PROVIDENCE, RI (WLNE) – Hospitals in Rhode Island have had to change their operating strategies as staff shortages continue as hospitalizations continue to rise. Frank Sims, president of United Nurses and Allied Professionals Rhode Island Hospitals Local 5098, issued a statement on the changes to accommodate patients.
The specific changes that Sims is addressing are as follows:
- Increase nurse-patient ratios
- Place intensive care unit (ICU) patients in non-traditional intensive care units and convert intermediate care units to intensive care units
- Combining the surgical intensive care unit and the trauma intensive care unit.
- Redeploy nurses and other health professionals from the cath lab, electrophysiology lab, main operating room, and outpatient surgery center to other parts of the hospital.
- Limit the amount of transfers from other hospitals.
Sims said, “The hospital had no choice but to make these changes. There are simply not enough staff to handle the number of patients arriving at the hospital. We want to be very clear on what these changes mean for the health and safety of all residents of Rhode Island. This means that our state’s healthcare system has reached a breaking point, forcing our largest hospital to take drastic action to try and meet the needs of Rhode Islanders in need of medical attention. This means that if you or a loved one has a medical emergency – whether or not related to COVID – there may or may not be a bed for you depending on the severity of the wave. This means longer waiting times. This means that nurses and other exhausted healthcare workers are taking care of you or your loved one. “
Sims continued, “Hospital workers in Rhode Island are going out of their way to help with this transition – but it’s running out for these frontline healthcare workers, who have now been in this pandemic for two years. Staff are stressed, overworked, exhausted and are now forced to accept more patients. At least a dozen nurses will be asked to shift from work days to work nights to accommodate these changes. And we have no idea how long it’s going to last.
“We call on the governor to immediately deploy the National Guard to help in any way possible. We’re also asking that the documentation requirements be changed to crisis-level documentation, allowing healthcare workers to spend more time caring for patients and less time doing paperwork.
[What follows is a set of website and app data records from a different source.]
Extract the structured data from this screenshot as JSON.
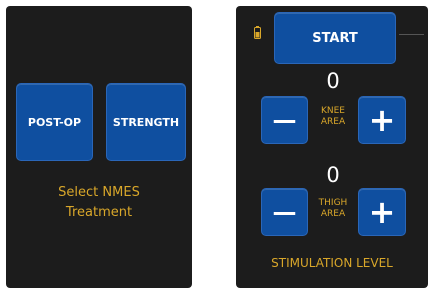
{
  "treatment_panel": {
    "post_op_label": "POST-OP",
    "strength_label": "STRENGTH",
    "prompt_line1": "Select NMES",
    "prompt_line2": "Treatment"
  },
  "stim_panel": {
    "start_label": "START",
    "knee": {
      "value": "0",
      "label_line1": "KNEE",
      "label_line2": "AREA",
      "minus_symbol": "—",
      "plus_symbol": "+"
    },
    "thigh": {
      "value": "0",
      "label_line1": "THIGH",
      "label_line2": "AREA",
      "minus_symbol": "—",
      "plus_symbol": "+"
    },
    "footer": "STIMULATION LEVEL"
  },
  "colors": {
    "panel_bg": "#1c1c1c",
    "button_blue": "#0f4fa0",
    "label_yellow": "#d9a72a",
    "text_white": "#ffffff"
  },
  "icons": {
    "battery": "battery-icon"
  }
}
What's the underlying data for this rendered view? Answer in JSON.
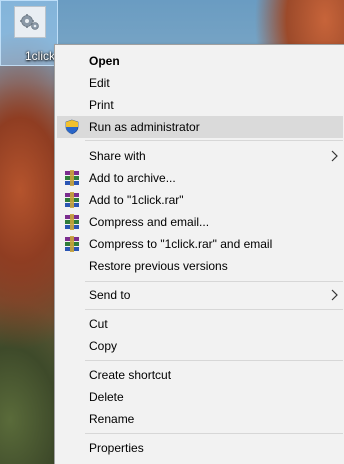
{
  "desktop": {
    "icon_label": "1click",
    "icon_name": "settings-file-icon"
  },
  "menu": {
    "items": [
      {
        "label": "Open",
        "icon": "",
        "bold": true
      },
      {
        "label": "Edit",
        "icon": ""
      },
      {
        "label": "Print",
        "icon": ""
      },
      {
        "label": "Run as administrator",
        "icon": "uac-shield-icon",
        "highlighted": true
      },
      {
        "label": "Share with",
        "icon": "",
        "submenu": true
      },
      {
        "label": "Add to archive...",
        "icon": "winrar-icon"
      },
      {
        "label": "Add to \"1click.rar\"",
        "icon": "winrar-icon"
      },
      {
        "label": "Compress and email...",
        "icon": "winrar-icon"
      },
      {
        "label": "Compress to \"1click.rar\" and email",
        "icon": "winrar-icon"
      },
      {
        "label": "Restore previous versions",
        "icon": ""
      },
      {
        "label": "Send to",
        "icon": "",
        "submenu": true
      },
      {
        "label": "Cut",
        "icon": ""
      },
      {
        "label": "Copy",
        "icon": ""
      },
      {
        "label": "Create shortcut",
        "icon": ""
      },
      {
        "label": "Delete",
        "icon": ""
      },
      {
        "label": "Rename",
        "icon": ""
      },
      {
        "label": "Properties",
        "icon": ""
      }
    ]
  },
  "colors": {
    "menu_background": "#f2f2f2",
    "menu_highlight": "#dadada",
    "menu_border": "#a0a0a0",
    "selection_blue": "#99c9ef"
  }
}
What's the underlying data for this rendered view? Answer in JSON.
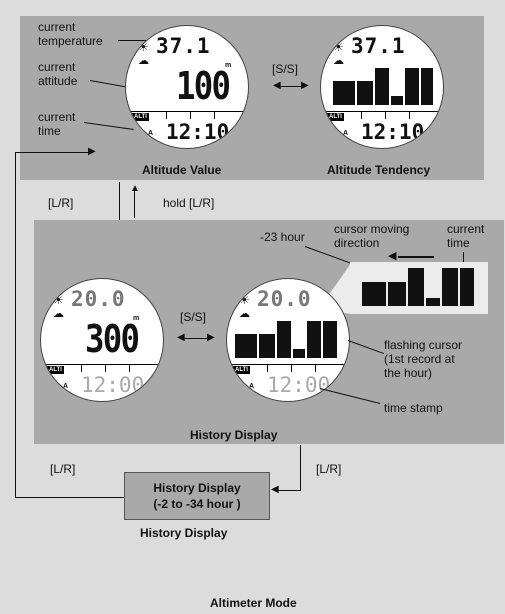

And finally, we support all efforts that will help retain healthcare workers in hospital, including the use of federal funds for retention bonuses or hiring bonuses, paid annually by management, which will keep healthcare workers employed in the hospital for years to come. “
Sims’ statement comes a day after ABC6 spoke to hospital staff asking for additional help and resources, which can be seen here.